2016 – 2017 Lecture “Functional Anatomy and Physiology of Inner Organs”, University of Potsdam
2017 – 2018 Lecture “Molecular Sensory Science”
2019 – current Lecture “Chemosensory Perception”, TU Munich
2019 – current Seminar “Recent Advances in Chemosensory Research”, TU Munich
2002 – 2014 Practical courses in Zoology, Molecular Genetics & Cellular Signal Transduction, University of Potsdam
2020 – current Internship “Chemosensory Perception”
2001 – current Supervision of 10 Ph.D. students, 1 Diploma student, 3 Master students, 7 Bachelor students, University of Potsdam & TU Munich

(See ORCID for complete list)

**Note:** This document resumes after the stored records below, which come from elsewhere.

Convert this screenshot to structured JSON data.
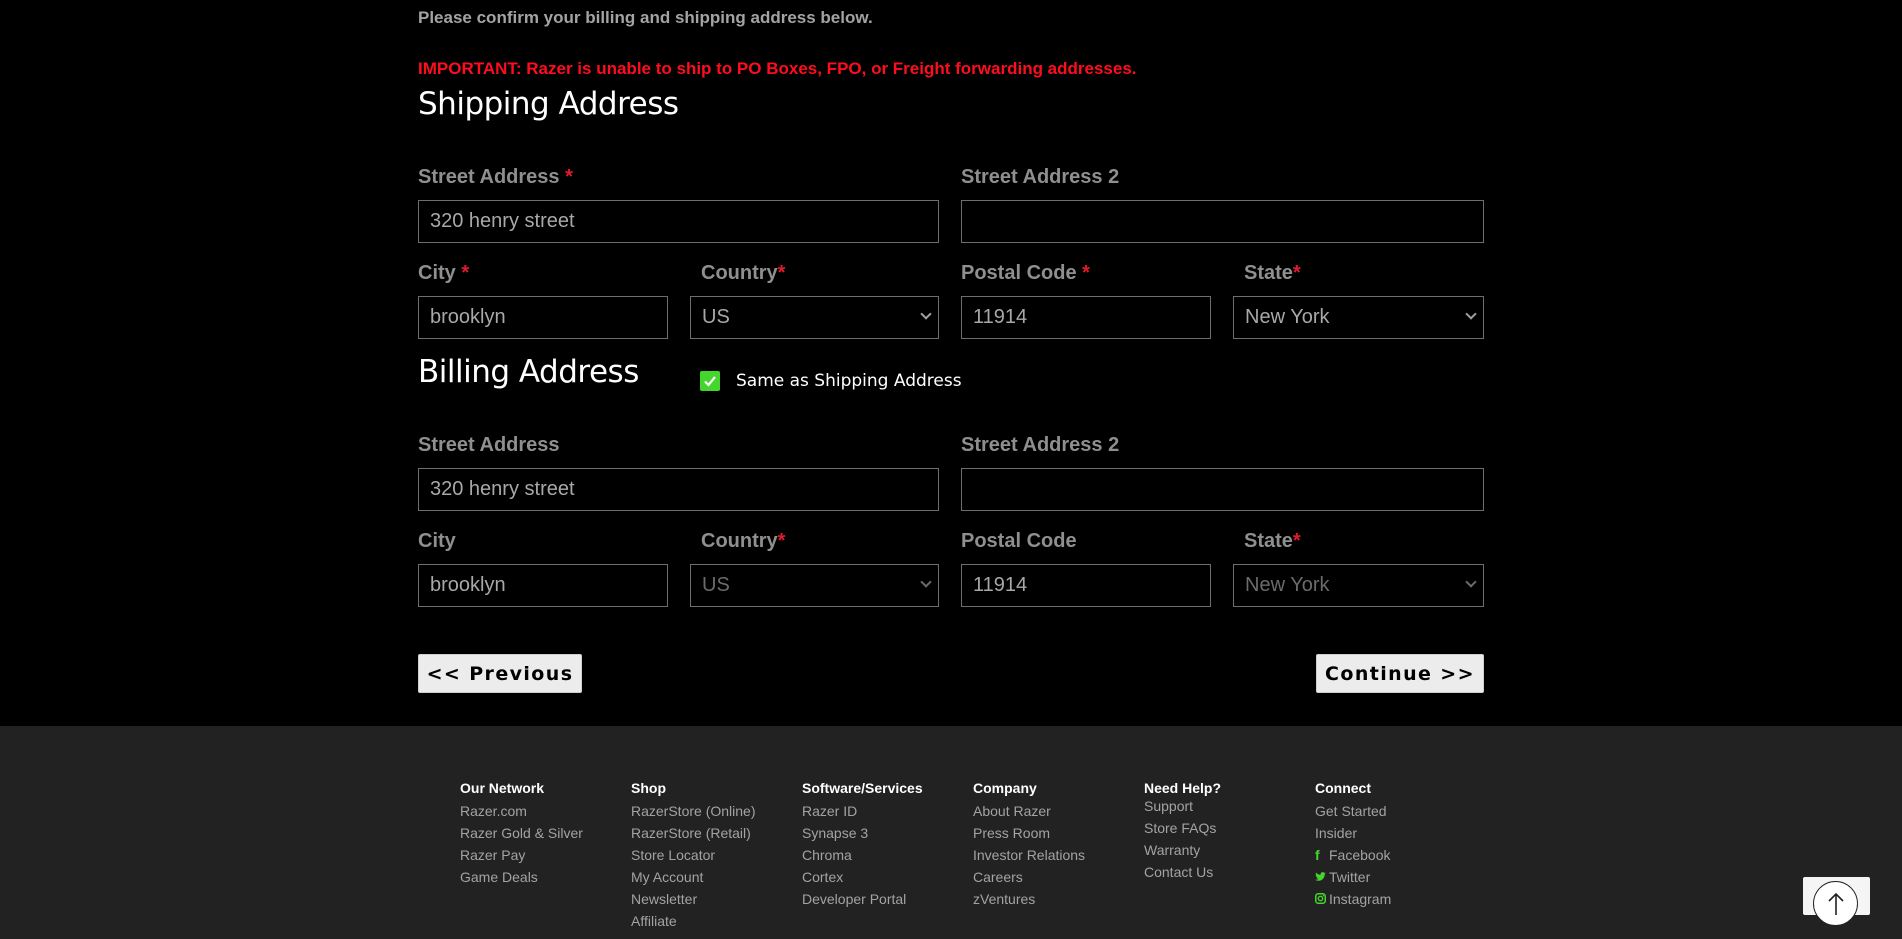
{
  "intro": "Please confirm your billing and shipping address below.",
  "important": "IMPORTANT: Razer is unable to ship to PO Boxes, FPO, or Freight forwarding addresses.",
  "shipping": {
    "title": "Shipping Address",
    "street_label": "Street Address",
    "street_value": "320 henry street",
    "street2_label": "Street Address 2",
    "street2_value": "",
    "city_label": "City",
    "city_value": "brooklyn",
    "country_label": "Country",
    "country_value": "US",
    "postal_label": "Postal Code",
    "postal_value": "11914",
    "state_label": "State",
    "state_value": "New York",
    "required_mark": "*"
  },
  "billing": {
    "title": "Billing Address",
    "same_as_label": "Same as Shipping Address",
    "same_as_checked": true,
    "street_label": "Street Address",
    "street_value": "320 henry street",
    "street2_label": "Street Address 2",
    "street2_value": "",
    "city_label": "City",
    "city_value": "brooklyn",
    "country_label": "Country",
    "country_value": "US",
    "postal_label": "Postal Code",
    "postal_value": "11914",
    "state_label": "State",
    "state_value": "New York",
    "required_mark": "*"
  },
  "buttons": {
    "previous": "<< Previous",
    "continue": "Continue >>"
  },
  "footer": {
    "columns": [
      {
        "heading": "Our Network",
        "links": [
          "Razer.com",
          "Razer Gold & Silver",
          "Razer Pay",
          "Game Deals"
        ]
      },
      {
        "heading": "Shop",
        "links": [
          "RazerStore (Online)",
          "RazerStore (Retail)",
          "Store Locator",
          "My Account",
          "Newsletter",
          "Affiliate"
        ]
      },
      {
        "heading": "Software/Services",
        "links": [
          "Razer ID",
          "Synapse 3",
          "Chroma",
          "Cortex",
          "Developer Portal"
        ]
      },
      {
        "heading": "Company",
        "links": [
          "About Razer",
          "Press Room",
          "Investor Relations",
          "Careers",
          "zVentures"
        ]
      },
      {
        "heading": "Need Help?",
        "links": [
          "Support",
          "Store FAQs",
          "Warranty",
          "Contact Us"
        ]
      },
      {
        "heading": "Connect",
        "links": [
          "Get Started",
          "Insider"
        ],
        "social": [
          {
            "icon": "facebook-icon",
            "label": "Facebook"
          },
          {
            "icon": "twitter-icon",
            "label": "Twitter"
          },
          {
            "icon": "instagram-icon",
            "label": "Instagram"
          }
        ]
      }
    ]
  },
  "colors": {
    "accent": "#44d62c",
    "important_red": "#ff0d1f",
    "required_red": "#e21b2b",
    "footer_bg": "#222222"
  },
  "icons": {
    "back_to_top": "arrow-up-icon",
    "checkbox": "checkmark-icon"
  }
}
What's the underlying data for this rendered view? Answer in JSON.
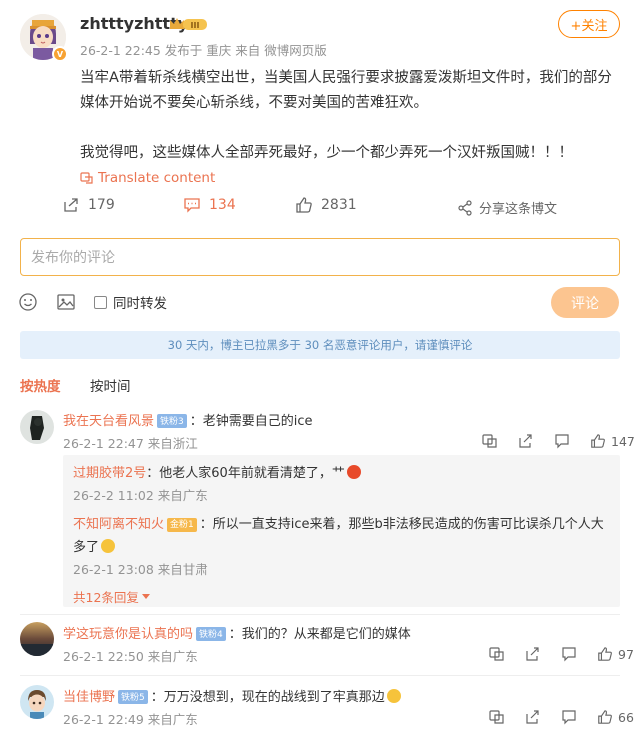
{
  "post": {
    "username": "zhtttyzhttty",
    "crown_level": "III",
    "verified_badge": "V",
    "meta": "26-2-1 22:45  发布于 重庆  来自 微博网页版",
    "follow_label": "+关注",
    "paragraph1": "当牢A带着斩杀线横空出世，当美国人民强行要求披露爱泼斯坦文件时，我们的部分媒体开始说不要矣心斩杀线，不要对美国的苦难狂欢。",
    "paragraph2": "我觉得吧，这些媒体人全部弄死最好，少一个都少弄死一个汉奸叛国贼！！！",
    "translate_label": "Translate content",
    "reposts": "179",
    "comments": "134",
    "likes": "2831",
    "share_label": "分享这条博文"
  },
  "compose": {
    "placeholder": "发布你的评论",
    "repost_label": "同时转发",
    "submit_label": "评论"
  },
  "notice": "30 天内，博主已拉黑多于 30 名恶意评论用户，请谨慎评论",
  "tabs": {
    "hot": "按热度",
    "time": "按时间"
  },
  "comments": [
    {
      "name": "我在天台看风景",
      "badge": "铁粉3",
      "text": "：老钟需要自己的ice",
      "meta": "26-2-1 22:47  来自浙江",
      "likes": "147",
      "replies": [
        {
          "name": "过期胶带2号",
          "badge": "",
          "text": "：他老人家60年前就看清楚了，",
          "emoji_text": "艹",
          "meta": "26-2-2 11:02  来自广东"
        },
        {
          "name": "不知阿离不知火",
          "badge": "金粉1",
          "text": "：所以一直支持ice来着，那些b非法移民造成的伤害可比误杀几个人大多了",
          "meta": "26-2-1 23:08  来自甘肃"
        }
      ],
      "more_replies": "共12条回复"
    },
    {
      "name": "学这玩意你是认真的吗",
      "badge": "铁粉4",
      "text": "：我们的？从来都是它们的媒体",
      "meta": "26-2-1 22:50  来自广东",
      "likes": "97"
    },
    {
      "name": "当佳博野",
      "badge": "铁粉5",
      "text": "：万万没想到，现在的战线到了牢真那边",
      "meta": "26-2-1 22:49  来自广东",
      "likes": "66"
    }
  ]
}
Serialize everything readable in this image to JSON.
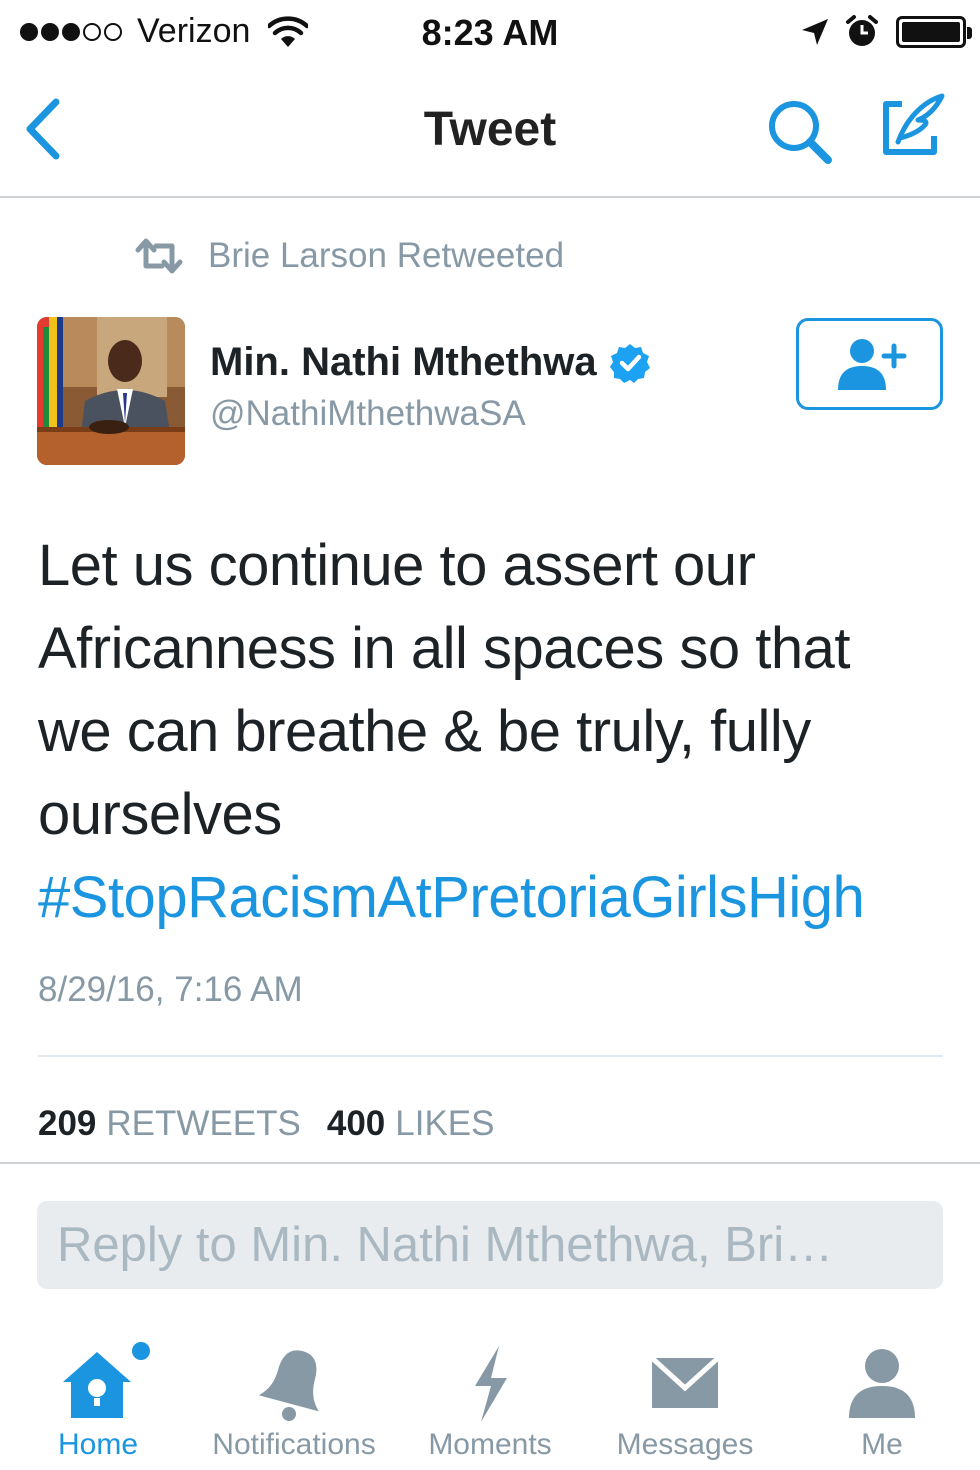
{
  "status_bar": {
    "carrier": "Verizon",
    "time": "8:23 AM",
    "signal_strength": 3,
    "signal_max": 5
  },
  "nav": {
    "title": "Tweet",
    "back_icon": "chevron-left-icon",
    "search_icon": "search-icon",
    "compose_icon": "compose-icon"
  },
  "retweet_context": {
    "text": "Brie Larson Retweeted",
    "icon": "retweet-icon"
  },
  "tweet": {
    "author_name": "Min. Nathi Mthethwa",
    "author_handle": "@NathiMthethwaSA",
    "verified": true,
    "text_lines": [
      "Let us continue to assert our",
      "Africanness in all spaces so that",
      "we can breathe & be truly, fully",
      "ourselves"
    ],
    "hashtag": "#StopRacismAtPretoriaGirlsHigh",
    "timestamp": "8/29/16, 7:16 AM",
    "retweets_count": "209",
    "retweets_label": "RETWEETS",
    "likes_count": "400",
    "likes_label": "LIKES"
  },
  "reply": {
    "placeholder": "Reply to Min. Nathi Mthethwa, Bri…"
  },
  "tabs": [
    {
      "label": "Home",
      "icon": "home-icon",
      "active": true
    },
    {
      "label": "Notifications",
      "icon": "bell-icon",
      "active": false
    },
    {
      "label": "Moments",
      "icon": "lightning-icon",
      "active": false
    },
    {
      "label": "Messages",
      "icon": "envelope-icon",
      "active": false
    },
    {
      "label": "Me",
      "icon": "person-icon",
      "active": false
    }
  ],
  "colors": {
    "accent": "#1b95e0",
    "secondary_text": "#8899a6",
    "primary_text": "#1c2226",
    "verified": "#1da1f2"
  }
}
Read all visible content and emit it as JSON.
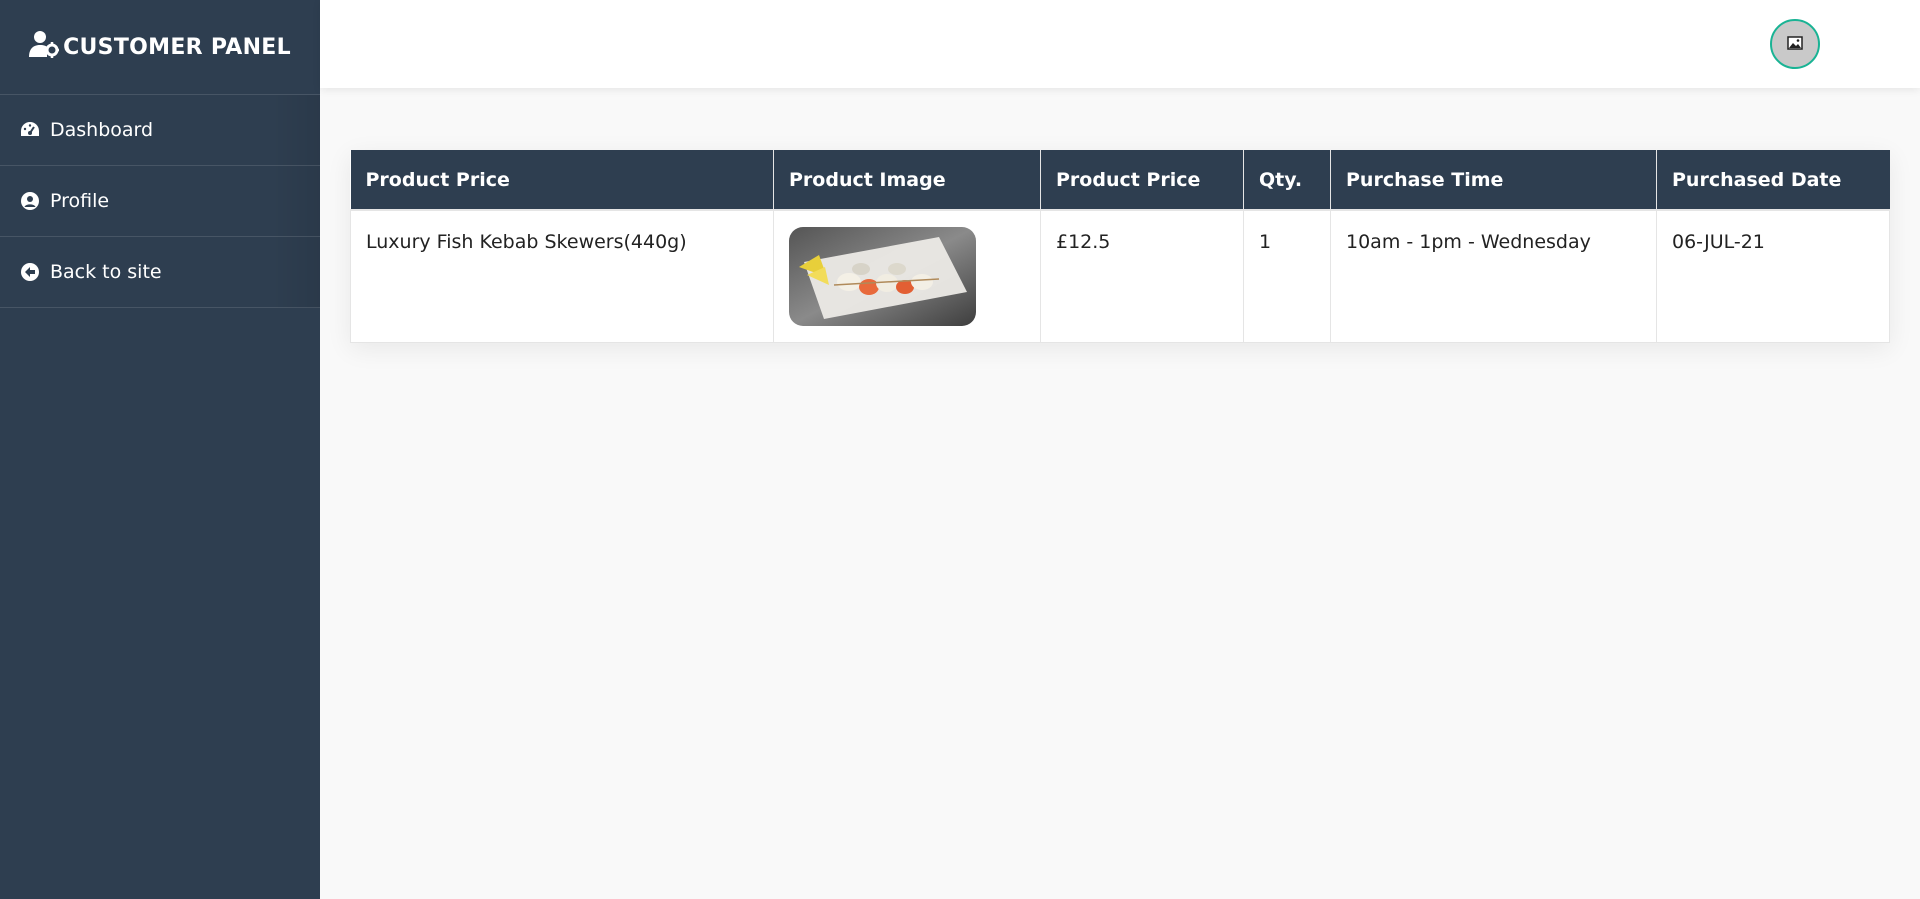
{
  "sidebar": {
    "title": "CUSTOMER PANEL",
    "items": [
      {
        "label": "Dashboard",
        "icon": "tachometer-icon"
      },
      {
        "label": "Profile",
        "icon": "user-circle-icon"
      },
      {
        "label": "Back to site",
        "icon": "arrow-circle-left-icon"
      }
    ]
  },
  "header": {
    "avatar_icon": "broken-image-icon"
  },
  "table": {
    "columns": [
      "Product Price",
      "Product Image",
      "Product Price",
      "Qty.",
      "Purchase Time",
      "Purchased Date"
    ],
    "rows": [
      {
        "product_name": "Luxury Fish Kebab Skewers(440g)",
        "image_icon": "fish-kebab-photo",
        "price": "£12.5",
        "qty": "1",
        "purchase_time": "10am - 1pm - Wednesday",
        "purchased_date": "06-JUL-21"
      }
    ]
  },
  "colors": {
    "sidebar_bg": "#2e3e50",
    "avatar_border": "#19b394",
    "page_bg": "#f9f9f9"
  }
}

1. Behrens, M.*, Foerster, S., Staehler, F., Raguse, J.-D., and Meyerhof, W. (2007) Gustatory expression pattern of the human TAS2R bitter receptor gene family reveals a heterogenous population of bitter responsive taste receptor cells. J. Neurosci., 27, 12630-12640.

2. Meyerhof, W.*, Batram, C., Kuhn, C., Brockhoff, A., Chudoba, E., Bufe, B., Appendino, G., and Behrens, M. (2010) The molecular receptive ranges of human TAS2R bitter taste receptors. Chem. Senses, 35, 157-170.

3. Brockhoff, A., Behrens, M., Niv, M. Y., and Meyerhof, W.* (2010) Structural requirements of bitter taste receptor activation. Proc. Natl. Acad. Sci. USA., 107, 11110-11115.

4. Born, S., Levit, A., Niv, M. Y, Meyerhof, W., and Behrens, M.* (2013) The human bitter taste receptor TAS2R10 is tailored to accommodate numerous diverse ligands. J. Neurosci., 33, 201-213.

5. Behrens, M.*, Korsching, S. I., and Meyerhof, W. (2014) Tuning properties of avian and frog bitter taste receptors dynamically fit gene repertoire sizes. Mol. Biol. Evol., 31, 3216-3227.

6. Behrens, M.*, Blank, K., and Meyerhof, W. (2017) Blends of non-caloric sweeteners saccharin and cyclamate show reduced off-taste due to TAS2R bitter receptor inhibition. Cell Chem. Biol., 24, 1199-1204.

7. Prandi, S., Voigt, A., Meyerhof, W., and Behrens, M.* (2018) Expression profiling of Tas2r genes reveals a complex pattern along the mouse GI tract and the presence of Tas2r131 in a subset of intestinal Paneth cells. Cell. Mol. Life Sci., 75, 49-65.

8. Nowak, S., Di Pizio, A., Levit, A., Niv, M. Y., Meyerhof, W., and Behrens, M.* (2018) Reengineering the ligand sensitivity of the broadly tuned human bitter taste receptor TAS2R14. Biochim. Biophys. Acta, Gen. Subj., 1862, 2162-2173.

9. Di Pizio, A., Waterloo, L. A. W., Brox, R., Loeber, S., Weikert, D., Behrens, M.*, Gmeiner, P.*, and Niv, M. Y.* (2020) Rational design of agonists for the bitter taste receptor TAS2R14: from modeling to bench and back. Cell. Mol. Life Sci., 77, 531-542.

10. Behrens, M.*, Di Pizio, A., Redel, U., Meyerhof, W.*, and Korsching, S. I.* (2021) At the root of T2R gene evolution: Recognition profiles of coelacanth and zebrafish bitter receptors. Genome Biol. Evol., 13: evaa264

*=corresponding author